In his quarterly report released Monday, Chicago Inspector General Joseph Ferguson slammed Mayor Rahm Emanuel's use of attorney-client privilege to withhold documents from his office related to current misconduct investigations.
"If the city has the ability to shield communication regarding hiring-related misconduct from either IGO Hiring Oversight or IGO Investigation by claiming Attorney-Client privilege, the IGO cannot fully inhabit its compliance and governance duties," Ferguson wrote in the report.
Ferguson and Emanuel have repeatedly clashed over the oversight agency's purview, particularly in the examination of a $100,000 no-bid contract handed to an aide during Mayor Richard Daley's administration. Documents pertaining to this investigation remain at the heart of Ferguson's complaints, and his office the city's Law Department continue to fight over related access rights before the Illinois Supreme Court.
In the newest report, Ferguson accuses the mayor's office of denying the IGO access to "an increasing number" of documents related to current investigations, "compromising IGO's...ability to provide stringent oversight of the city."
The quarterly IG report also details multiple accounts of employee misconduct where the city doled out punishments far lighter than the agency's recommendations. Citations included a Fire Department chief who allowed his adult son to sleep at the station house and ride along on emergency calls, who was verbally reprimanded instead of facing the IG's recommended 20-day suspension, and a tree trimmer who took mandatory ethics training courses for three other employees.
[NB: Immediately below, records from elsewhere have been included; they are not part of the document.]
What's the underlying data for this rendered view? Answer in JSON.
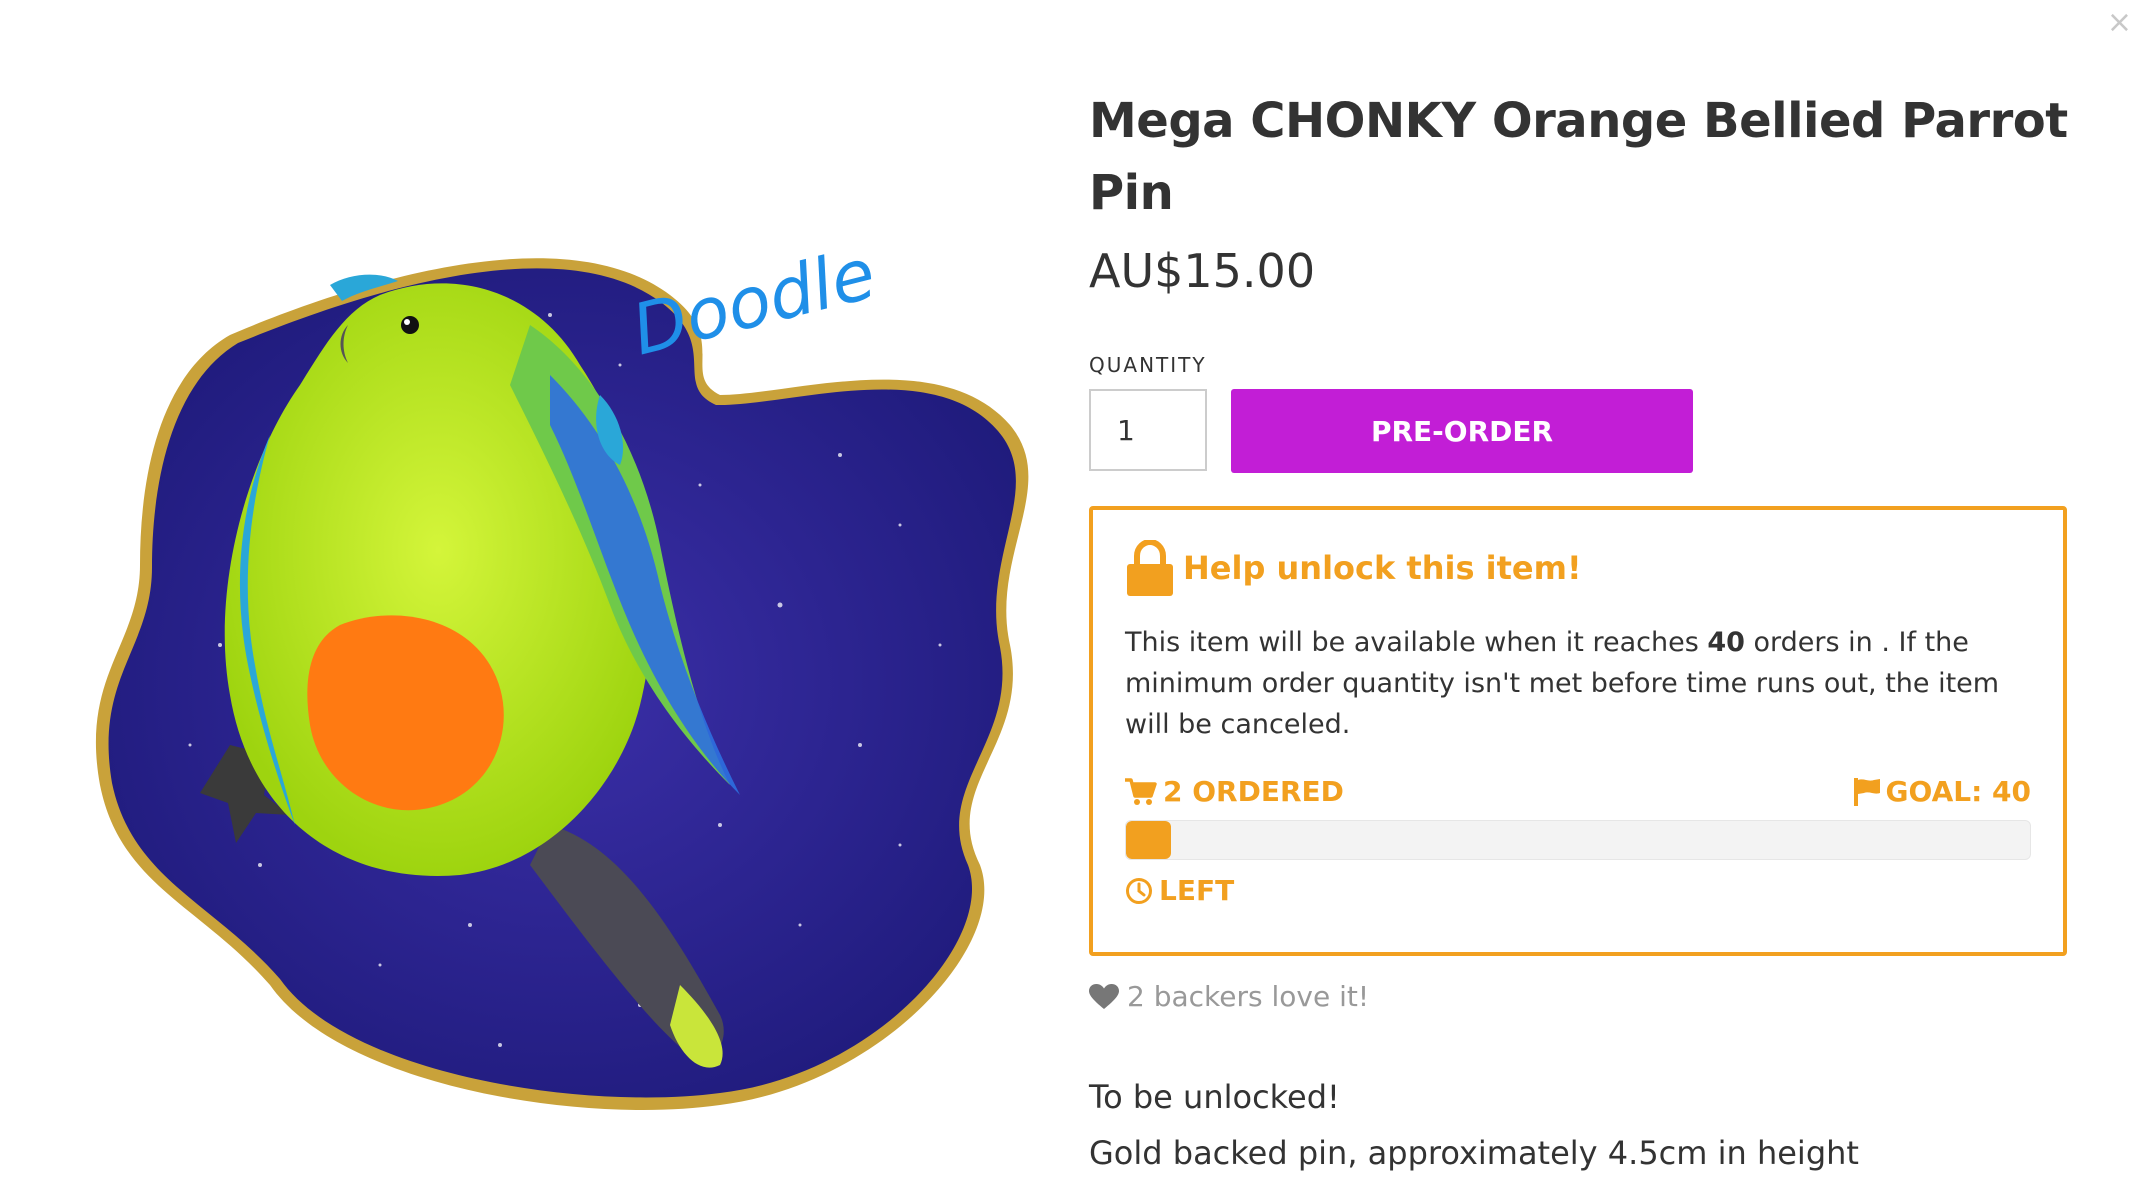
{
  "modal": {
    "close_label": "×"
  },
  "product": {
    "image_text": "Doodle",
    "title": "Mega CHONKY Orange Bellied Parrot Pin",
    "price": "AU$15.00"
  },
  "purchase": {
    "quantity_label": "QUANTITY",
    "quantity_value": "1",
    "preorder_label": "PRE-ORDER"
  },
  "unlock": {
    "title": "Help unlock this item!",
    "text_before": "This item will be available when it reaches ",
    "goal_number": "40",
    "text_after": " orders in . If the minimum order quantity isn't met before time runs out, the item will be canceled.",
    "ordered_label": "2 ORDERED",
    "goal_label": "GOAL: 40",
    "progress_fraction": 0.05,
    "left_label": "LEFT"
  },
  "social": {
    "backers_label": "2 backers love it!"
  },
  "description": {
    "line1": "To be unlocked!",
    "line2": "Gold backed pin, approximately 4.5cm in height"
  },
  "colors": {
    "accent_orange": "#f2a01f",
    "preorder_purple": "#c21ed6",
    "text_dark": "#333333",
    "text_muted": "#999999"
  },
  "icons": [
    "close-icon",
    "lock-icon",
    "cart-icon",
    "flag-icon",
    "clock-icon",
    "heart-icon"
  ]
}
Ferguson recommended the employee be fired and listed as ineligible for future city positions; the city issued a 20-day suspension.